#### [Task goal]
Copy out each line of the material in which the word "SMSTSRebootDelay" appears.

#### [Source information]
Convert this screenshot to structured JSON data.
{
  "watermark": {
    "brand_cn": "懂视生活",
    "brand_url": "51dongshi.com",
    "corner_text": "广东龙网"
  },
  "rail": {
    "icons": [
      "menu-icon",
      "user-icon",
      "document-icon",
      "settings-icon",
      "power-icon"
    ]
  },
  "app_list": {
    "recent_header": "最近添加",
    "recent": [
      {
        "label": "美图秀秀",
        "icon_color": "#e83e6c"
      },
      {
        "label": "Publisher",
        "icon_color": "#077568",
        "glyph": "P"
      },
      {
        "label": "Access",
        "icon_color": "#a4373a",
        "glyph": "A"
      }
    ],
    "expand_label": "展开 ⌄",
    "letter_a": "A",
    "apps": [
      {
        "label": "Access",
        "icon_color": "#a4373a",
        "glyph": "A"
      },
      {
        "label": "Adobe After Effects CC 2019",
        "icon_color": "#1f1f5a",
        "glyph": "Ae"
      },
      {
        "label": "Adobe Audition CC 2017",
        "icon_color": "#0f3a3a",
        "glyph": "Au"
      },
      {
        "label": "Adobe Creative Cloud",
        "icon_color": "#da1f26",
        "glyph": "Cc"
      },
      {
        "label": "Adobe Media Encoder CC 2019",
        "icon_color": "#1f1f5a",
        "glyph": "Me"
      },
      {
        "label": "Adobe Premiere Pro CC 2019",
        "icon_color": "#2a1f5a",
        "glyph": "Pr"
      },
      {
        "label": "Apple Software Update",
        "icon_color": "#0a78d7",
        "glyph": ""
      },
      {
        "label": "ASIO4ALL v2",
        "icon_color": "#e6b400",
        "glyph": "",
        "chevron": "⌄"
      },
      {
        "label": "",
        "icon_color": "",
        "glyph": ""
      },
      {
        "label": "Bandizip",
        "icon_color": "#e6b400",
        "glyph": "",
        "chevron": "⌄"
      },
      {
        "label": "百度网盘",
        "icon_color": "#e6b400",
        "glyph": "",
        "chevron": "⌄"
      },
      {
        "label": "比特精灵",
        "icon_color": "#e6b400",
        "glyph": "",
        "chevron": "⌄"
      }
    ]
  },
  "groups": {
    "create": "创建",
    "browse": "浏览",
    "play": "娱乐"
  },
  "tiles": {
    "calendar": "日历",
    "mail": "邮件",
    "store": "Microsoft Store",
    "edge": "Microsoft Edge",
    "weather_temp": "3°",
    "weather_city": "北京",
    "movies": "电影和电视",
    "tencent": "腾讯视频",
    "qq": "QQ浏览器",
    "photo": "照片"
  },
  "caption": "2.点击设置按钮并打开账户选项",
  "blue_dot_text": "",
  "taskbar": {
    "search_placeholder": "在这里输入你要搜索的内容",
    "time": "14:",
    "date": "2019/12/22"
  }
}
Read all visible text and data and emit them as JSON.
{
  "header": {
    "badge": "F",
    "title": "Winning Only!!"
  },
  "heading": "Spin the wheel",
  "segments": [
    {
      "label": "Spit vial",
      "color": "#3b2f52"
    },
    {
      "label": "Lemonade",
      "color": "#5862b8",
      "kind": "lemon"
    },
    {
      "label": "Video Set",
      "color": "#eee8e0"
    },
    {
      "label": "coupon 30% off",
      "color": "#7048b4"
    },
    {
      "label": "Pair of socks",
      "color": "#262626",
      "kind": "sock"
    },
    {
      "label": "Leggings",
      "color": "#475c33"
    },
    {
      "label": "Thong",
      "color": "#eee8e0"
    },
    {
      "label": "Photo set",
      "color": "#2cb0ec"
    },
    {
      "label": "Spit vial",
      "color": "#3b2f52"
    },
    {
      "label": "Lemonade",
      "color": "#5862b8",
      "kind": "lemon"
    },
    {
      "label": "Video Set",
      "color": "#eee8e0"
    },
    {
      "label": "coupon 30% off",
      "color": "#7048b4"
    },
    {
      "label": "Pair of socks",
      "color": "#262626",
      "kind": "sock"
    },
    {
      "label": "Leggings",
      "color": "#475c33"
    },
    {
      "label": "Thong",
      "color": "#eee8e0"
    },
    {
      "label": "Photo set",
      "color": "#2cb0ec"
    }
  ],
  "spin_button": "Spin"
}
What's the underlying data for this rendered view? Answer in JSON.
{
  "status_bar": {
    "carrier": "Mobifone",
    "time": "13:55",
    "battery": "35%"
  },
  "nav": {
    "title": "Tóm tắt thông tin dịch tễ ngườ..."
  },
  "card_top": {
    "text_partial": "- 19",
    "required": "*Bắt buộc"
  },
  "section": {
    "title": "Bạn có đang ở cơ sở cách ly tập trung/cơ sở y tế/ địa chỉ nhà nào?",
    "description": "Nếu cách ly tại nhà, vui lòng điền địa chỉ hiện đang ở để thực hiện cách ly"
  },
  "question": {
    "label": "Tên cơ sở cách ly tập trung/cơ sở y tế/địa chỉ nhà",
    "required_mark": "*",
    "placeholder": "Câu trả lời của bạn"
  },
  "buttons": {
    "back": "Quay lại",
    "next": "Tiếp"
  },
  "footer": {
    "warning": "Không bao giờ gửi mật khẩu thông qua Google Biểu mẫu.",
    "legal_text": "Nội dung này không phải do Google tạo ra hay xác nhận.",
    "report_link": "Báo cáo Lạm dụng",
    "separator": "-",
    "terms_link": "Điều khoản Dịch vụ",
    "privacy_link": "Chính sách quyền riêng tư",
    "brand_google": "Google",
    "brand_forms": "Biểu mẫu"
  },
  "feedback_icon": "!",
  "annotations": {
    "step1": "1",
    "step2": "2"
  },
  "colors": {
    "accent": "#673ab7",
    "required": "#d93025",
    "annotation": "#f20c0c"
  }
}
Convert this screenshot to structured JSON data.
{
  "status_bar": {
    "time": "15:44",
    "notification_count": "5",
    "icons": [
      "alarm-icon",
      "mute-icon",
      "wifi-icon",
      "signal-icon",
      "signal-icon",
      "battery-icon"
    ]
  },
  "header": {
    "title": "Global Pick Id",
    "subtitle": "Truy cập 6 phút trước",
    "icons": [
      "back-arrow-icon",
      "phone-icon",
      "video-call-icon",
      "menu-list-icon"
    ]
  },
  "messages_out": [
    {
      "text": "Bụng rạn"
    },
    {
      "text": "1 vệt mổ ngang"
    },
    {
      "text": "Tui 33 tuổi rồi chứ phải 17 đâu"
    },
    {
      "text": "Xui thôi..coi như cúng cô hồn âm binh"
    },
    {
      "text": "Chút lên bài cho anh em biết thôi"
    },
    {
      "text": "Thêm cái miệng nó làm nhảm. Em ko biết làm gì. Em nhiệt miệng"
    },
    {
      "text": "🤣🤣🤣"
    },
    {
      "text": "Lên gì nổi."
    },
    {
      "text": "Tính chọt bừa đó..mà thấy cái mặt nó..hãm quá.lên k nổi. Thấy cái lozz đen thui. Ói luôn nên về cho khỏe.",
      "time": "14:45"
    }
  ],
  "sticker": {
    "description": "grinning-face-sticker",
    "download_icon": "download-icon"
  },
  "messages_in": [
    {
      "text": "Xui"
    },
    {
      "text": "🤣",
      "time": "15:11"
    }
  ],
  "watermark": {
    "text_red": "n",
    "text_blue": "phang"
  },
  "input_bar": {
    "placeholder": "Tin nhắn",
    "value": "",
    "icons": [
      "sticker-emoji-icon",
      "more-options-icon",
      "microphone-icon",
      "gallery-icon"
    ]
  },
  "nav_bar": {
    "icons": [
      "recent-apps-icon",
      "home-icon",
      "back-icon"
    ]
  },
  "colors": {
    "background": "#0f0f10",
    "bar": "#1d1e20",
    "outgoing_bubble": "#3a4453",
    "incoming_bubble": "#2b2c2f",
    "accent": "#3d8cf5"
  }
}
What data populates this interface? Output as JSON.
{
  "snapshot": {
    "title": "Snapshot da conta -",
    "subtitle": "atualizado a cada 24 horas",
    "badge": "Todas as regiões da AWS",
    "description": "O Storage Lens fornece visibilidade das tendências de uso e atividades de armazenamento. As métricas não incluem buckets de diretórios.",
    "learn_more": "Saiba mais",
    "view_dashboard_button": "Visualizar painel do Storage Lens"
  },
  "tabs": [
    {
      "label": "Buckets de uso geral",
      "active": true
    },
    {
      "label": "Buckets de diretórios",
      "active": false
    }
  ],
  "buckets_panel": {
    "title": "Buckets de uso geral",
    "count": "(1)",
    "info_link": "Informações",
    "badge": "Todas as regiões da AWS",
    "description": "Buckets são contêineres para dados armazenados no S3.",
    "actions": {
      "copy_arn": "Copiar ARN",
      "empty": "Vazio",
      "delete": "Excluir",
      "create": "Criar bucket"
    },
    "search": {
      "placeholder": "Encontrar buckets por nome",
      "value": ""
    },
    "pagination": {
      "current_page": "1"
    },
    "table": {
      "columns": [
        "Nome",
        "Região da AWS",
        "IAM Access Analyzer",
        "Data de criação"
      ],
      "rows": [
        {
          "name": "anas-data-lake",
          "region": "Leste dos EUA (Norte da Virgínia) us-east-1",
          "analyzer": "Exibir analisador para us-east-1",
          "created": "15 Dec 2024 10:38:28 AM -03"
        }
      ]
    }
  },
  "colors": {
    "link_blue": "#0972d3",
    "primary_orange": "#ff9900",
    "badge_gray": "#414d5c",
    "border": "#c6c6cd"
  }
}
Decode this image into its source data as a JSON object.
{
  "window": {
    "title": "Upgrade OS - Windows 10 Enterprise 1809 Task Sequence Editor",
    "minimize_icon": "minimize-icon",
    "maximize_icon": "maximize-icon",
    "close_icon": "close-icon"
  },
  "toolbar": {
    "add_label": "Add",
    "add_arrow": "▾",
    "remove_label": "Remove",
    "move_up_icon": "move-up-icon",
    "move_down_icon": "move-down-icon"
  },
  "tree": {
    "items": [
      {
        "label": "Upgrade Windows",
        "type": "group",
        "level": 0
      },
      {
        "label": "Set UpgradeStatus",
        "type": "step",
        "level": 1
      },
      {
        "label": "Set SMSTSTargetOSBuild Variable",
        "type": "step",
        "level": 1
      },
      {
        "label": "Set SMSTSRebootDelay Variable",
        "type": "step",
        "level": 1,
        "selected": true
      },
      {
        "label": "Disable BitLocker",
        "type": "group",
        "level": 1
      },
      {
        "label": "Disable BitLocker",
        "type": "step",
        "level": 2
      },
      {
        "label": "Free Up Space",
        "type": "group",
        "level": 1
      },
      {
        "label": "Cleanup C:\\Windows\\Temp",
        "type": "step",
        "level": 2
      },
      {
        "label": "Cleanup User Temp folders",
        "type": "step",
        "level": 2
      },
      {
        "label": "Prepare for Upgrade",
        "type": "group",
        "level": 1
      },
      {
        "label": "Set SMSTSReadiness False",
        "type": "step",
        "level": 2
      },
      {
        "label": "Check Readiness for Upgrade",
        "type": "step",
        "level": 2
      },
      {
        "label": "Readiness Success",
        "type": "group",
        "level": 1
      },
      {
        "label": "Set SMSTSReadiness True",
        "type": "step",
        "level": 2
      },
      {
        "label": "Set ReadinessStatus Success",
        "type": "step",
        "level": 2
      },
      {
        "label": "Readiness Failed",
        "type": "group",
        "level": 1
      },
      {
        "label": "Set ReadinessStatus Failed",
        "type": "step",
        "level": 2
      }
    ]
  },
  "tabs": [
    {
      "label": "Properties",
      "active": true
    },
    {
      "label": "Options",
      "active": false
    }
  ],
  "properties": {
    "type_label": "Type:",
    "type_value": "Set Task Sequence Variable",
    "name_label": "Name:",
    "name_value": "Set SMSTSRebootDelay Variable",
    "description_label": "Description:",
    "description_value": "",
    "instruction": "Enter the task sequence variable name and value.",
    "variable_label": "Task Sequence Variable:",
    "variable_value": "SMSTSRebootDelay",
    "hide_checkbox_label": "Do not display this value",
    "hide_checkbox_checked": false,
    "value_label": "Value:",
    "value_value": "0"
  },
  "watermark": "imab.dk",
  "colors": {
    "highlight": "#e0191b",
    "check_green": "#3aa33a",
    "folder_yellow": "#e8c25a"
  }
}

#### [Finished exercise]
        "label": "Set SMSTSRebootDelay Variable",
    "name_value": "Set SMSTSRebootDelay Variable",
    "variable_value": "SMSTSRebootDelay",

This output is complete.